Several of our cities already have EPS bans in place, including Arroyo Grande, Grover Beach, Pismo Beach, Morro Bay and San Luis Obispo. This ordinance will extend this ban to the entire County, where we join a growing number of cities around the world in addressing the pollution in our communities, oceans and streams. Packaging and products that are first reusable, recyclable, and/or biodegradable are the most responsible choices for San Luis Obispo County’s tourist economy, its citizenry and its environment. When packaging and products are reusable or recyclable, we transition away from the linear take-make-dispose model of consumption, to one that spares natural resources as less energy is used to produce new products.

What Products Should I Be Using Instead?

Instead of polystyrene, use products that are reusable, recyclable or biodegradable, such as aluminum or polypropylene. For more information about acceptable alternatives and where they are available for purchase, visit IWMA.com/polyreplacements.

How Will This Ordinance Be Implemented?

Find out more details about implementation and compliance in our toolkit. Wish to file for an exemption? Visit IWMA.com/polyexemptions.

Questions?

Find out more at IWMA.com/poly.

What to Do With All That Meal Kit Packaging

So it’s 2020 and you’ve resolved to make this the year you start cooking more and eating better. You’ve signed up for your first meal kit and made some tasty dishes, but now you’re wondering what to do with all that packaging. Don’t worry — we’ve got you covered with this quick guide on how to properly dispose of all your meal kit packaging.


Cardboard Box

Paper and Cardboard

The cardboard box your meals are shipped in, cardboard dividers, paper trays and recipe cards are all made of paper. These pieces of your meal kit can be placed in the recycling. However, if these items become wet or food-soiled on their way to your house or while you’re cooking, they should be tossed in the trash.


Ice Pack

Ice Packs

These guys do a great job of keeping your food from spoiling while it’s shipped to your home, but they’re also a hard-to-recycle item. Toss your ice pack in the garbage.

Or, better yet, reuse your ice pack! Stick the ice pack back in your freezer, and then toss it in a cooler to chill drinks or food whenever you’re camping, tailgating or hosting. That way you won’t have to buy as many bags of ice at the store.


Plastic Bag

Plastic Bags
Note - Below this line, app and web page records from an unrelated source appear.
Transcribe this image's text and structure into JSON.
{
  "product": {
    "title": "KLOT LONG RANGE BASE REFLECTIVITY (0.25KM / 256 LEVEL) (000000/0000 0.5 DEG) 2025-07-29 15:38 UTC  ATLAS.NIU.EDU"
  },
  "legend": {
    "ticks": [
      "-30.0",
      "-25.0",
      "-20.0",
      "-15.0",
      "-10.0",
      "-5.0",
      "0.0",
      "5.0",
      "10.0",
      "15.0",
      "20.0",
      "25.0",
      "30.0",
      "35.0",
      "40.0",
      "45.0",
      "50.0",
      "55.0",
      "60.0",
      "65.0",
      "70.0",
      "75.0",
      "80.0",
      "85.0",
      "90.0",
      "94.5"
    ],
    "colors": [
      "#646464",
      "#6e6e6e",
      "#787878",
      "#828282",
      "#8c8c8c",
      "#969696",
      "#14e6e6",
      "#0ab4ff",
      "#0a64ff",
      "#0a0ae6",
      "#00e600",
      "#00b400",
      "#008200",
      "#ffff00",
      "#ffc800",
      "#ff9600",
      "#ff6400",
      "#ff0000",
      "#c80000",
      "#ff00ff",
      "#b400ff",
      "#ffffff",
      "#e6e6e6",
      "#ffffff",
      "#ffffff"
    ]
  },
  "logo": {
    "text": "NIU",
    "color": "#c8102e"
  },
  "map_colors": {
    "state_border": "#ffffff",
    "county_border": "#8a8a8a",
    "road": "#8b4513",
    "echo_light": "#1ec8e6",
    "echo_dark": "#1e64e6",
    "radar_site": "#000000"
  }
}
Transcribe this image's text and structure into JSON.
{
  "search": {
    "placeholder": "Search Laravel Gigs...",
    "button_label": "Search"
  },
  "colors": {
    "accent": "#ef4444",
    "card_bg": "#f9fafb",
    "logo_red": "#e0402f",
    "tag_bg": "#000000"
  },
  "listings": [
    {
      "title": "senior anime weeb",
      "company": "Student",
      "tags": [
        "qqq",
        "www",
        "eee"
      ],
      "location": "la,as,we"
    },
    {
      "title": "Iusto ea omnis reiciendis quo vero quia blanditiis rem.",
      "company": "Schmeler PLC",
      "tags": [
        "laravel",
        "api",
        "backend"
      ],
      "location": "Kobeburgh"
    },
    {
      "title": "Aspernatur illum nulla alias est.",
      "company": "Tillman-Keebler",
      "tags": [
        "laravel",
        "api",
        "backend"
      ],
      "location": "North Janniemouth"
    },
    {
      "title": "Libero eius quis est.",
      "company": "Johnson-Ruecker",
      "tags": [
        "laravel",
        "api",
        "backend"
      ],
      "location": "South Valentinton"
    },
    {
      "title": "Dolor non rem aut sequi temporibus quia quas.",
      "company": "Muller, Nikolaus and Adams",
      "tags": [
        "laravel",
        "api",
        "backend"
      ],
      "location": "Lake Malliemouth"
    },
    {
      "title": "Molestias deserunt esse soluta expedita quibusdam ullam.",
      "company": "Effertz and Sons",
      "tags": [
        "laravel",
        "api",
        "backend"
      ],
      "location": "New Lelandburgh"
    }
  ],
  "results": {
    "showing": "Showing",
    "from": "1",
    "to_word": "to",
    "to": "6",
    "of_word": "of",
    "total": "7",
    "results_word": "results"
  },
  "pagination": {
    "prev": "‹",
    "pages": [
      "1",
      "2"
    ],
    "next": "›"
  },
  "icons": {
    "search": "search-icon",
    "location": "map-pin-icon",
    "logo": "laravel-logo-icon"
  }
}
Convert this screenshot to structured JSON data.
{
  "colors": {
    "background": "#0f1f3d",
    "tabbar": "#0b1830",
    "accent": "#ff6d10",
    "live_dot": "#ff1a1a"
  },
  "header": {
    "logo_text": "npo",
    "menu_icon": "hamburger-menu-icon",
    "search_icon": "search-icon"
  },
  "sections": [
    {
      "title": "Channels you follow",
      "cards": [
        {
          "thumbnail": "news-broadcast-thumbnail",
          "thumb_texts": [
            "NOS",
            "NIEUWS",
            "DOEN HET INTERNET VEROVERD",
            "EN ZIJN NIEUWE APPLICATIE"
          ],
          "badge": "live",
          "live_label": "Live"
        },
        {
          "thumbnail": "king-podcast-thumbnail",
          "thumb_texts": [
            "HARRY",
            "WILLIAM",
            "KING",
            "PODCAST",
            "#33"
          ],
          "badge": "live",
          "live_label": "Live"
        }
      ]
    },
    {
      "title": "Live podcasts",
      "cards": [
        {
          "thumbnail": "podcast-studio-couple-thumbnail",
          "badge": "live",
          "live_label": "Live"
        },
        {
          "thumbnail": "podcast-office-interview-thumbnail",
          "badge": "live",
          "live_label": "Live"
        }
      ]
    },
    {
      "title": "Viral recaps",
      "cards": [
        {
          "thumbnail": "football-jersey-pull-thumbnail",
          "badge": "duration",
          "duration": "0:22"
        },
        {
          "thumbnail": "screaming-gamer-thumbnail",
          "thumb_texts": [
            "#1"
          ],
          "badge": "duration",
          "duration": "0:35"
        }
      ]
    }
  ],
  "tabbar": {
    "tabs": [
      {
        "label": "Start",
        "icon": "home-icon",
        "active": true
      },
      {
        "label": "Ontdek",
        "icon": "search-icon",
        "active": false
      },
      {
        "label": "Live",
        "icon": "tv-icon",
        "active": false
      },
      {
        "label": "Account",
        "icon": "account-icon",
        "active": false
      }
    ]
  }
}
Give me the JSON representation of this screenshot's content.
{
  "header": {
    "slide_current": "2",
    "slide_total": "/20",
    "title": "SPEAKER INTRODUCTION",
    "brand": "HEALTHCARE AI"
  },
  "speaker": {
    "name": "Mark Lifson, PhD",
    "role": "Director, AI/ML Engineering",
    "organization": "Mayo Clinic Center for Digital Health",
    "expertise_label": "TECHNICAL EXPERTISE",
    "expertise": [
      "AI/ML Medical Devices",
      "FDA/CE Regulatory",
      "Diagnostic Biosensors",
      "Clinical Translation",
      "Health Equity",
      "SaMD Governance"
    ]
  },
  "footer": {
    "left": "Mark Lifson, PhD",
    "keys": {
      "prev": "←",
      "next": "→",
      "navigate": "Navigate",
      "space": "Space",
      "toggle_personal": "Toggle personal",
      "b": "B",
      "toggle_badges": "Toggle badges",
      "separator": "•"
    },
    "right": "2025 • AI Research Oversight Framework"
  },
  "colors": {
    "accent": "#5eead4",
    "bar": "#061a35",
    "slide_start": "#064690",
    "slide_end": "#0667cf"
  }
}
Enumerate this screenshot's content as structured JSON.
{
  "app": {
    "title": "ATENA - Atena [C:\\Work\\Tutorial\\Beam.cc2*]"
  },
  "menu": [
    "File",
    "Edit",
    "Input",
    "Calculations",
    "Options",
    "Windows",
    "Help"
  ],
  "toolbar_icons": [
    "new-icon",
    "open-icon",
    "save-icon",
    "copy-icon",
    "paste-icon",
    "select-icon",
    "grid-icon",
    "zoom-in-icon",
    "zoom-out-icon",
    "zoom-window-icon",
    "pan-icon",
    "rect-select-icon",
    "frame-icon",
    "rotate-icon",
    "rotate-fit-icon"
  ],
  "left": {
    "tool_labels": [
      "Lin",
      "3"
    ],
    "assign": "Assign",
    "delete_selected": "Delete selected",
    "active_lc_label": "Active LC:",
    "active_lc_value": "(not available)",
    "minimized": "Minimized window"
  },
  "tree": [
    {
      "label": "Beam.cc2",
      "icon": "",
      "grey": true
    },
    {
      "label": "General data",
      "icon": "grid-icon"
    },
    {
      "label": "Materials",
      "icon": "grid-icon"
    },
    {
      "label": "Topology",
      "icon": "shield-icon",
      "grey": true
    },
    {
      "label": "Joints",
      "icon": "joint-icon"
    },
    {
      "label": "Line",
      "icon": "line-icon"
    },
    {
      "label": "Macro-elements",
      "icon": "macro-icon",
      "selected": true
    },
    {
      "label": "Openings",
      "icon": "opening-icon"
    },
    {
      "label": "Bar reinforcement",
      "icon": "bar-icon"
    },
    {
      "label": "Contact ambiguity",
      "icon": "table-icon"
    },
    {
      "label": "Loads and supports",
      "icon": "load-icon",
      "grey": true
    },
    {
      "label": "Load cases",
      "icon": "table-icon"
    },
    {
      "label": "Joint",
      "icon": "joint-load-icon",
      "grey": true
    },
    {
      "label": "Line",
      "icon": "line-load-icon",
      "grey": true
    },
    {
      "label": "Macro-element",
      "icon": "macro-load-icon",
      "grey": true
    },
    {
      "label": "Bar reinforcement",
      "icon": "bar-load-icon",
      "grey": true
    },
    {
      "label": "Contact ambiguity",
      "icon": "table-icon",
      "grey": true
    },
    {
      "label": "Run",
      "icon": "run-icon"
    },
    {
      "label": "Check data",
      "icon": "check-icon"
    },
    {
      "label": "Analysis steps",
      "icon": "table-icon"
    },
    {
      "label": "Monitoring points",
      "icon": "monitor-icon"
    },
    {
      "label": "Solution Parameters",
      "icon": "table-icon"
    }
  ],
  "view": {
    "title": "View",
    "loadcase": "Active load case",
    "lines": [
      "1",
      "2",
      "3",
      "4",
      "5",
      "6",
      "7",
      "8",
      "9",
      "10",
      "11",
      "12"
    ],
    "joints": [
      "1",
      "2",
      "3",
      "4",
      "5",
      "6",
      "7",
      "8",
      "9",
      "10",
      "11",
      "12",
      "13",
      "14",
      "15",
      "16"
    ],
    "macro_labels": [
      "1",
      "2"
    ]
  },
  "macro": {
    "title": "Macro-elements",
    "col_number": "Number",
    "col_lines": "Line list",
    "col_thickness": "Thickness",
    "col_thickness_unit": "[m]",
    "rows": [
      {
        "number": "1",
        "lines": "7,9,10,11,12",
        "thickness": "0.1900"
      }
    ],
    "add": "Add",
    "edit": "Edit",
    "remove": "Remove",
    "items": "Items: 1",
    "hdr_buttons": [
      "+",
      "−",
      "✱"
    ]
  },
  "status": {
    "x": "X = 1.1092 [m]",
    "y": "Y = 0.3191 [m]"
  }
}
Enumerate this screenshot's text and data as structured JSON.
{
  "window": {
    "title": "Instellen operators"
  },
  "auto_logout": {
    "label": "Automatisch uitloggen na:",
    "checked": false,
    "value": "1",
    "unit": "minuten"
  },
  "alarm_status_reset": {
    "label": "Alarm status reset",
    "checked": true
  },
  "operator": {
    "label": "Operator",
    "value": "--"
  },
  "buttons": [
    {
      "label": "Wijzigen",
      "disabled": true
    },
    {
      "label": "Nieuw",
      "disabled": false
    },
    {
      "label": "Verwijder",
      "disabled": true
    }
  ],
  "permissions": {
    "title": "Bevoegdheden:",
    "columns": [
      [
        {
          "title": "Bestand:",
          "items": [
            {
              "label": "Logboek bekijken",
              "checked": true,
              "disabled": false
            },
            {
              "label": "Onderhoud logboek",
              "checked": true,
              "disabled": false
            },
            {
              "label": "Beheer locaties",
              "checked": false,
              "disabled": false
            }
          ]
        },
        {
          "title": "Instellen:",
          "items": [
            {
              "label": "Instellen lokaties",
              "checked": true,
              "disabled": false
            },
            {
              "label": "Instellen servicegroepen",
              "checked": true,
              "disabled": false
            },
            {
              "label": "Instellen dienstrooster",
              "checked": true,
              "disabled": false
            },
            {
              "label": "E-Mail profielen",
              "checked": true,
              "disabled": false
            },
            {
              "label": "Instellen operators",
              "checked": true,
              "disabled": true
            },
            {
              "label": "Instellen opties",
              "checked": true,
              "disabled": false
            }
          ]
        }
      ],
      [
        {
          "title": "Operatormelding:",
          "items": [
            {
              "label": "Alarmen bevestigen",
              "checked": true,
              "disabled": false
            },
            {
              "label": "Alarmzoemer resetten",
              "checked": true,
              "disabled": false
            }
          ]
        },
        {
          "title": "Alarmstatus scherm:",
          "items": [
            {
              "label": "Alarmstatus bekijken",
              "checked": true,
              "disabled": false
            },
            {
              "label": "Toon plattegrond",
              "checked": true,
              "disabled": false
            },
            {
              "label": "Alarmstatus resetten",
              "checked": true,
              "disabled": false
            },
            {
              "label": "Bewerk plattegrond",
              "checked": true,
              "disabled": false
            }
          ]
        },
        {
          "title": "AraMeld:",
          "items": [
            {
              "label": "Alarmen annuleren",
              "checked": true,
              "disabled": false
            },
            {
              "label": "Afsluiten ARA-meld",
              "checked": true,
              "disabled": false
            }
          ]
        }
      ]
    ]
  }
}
Often containing vegetables, spices and sauces, these bags get tossed in the garbage. You can also reuse them for tasks such as organizing and storing beads, jewelry or other small items.


Plastic Ramekin

Plastic Clamshells, Jars and Bottles

This is where things can get a bit tricky. Luckily, most, if not all, the plastic containers in your meal kit will be clearly labeled with a plastic resin number to help you identify the type of plastic. From there you can use our Recycling Guide to find out how you should dispose of each type of plastic. Keep in mind, items smaller than the lid on a standard peanut butter jar are too small to recycle and must be put in the trash. Have some plastic that’s not recyclable? Upcycle it! Check out this video by Purple Carrot for some fun ideas.


Compost Bowl

Food Scraps

Cooking at home creates food scraps. Potato peels, scallion ends and other food scraps can be tossed in with your green waste.

Find something in your meal kit that isn’t mentioned here? Look it up in our handy Recycling Guide.


Food for Thought

Feel like you’re finally getting the hang of cooking at home? Save those recipe cards, or find some new recipes on the web, and try cooking without the meal kit. Plan out your meals ahead of time to minimize food waste and remember to bring your reusable bags and produce bags to the store. Bon appétit!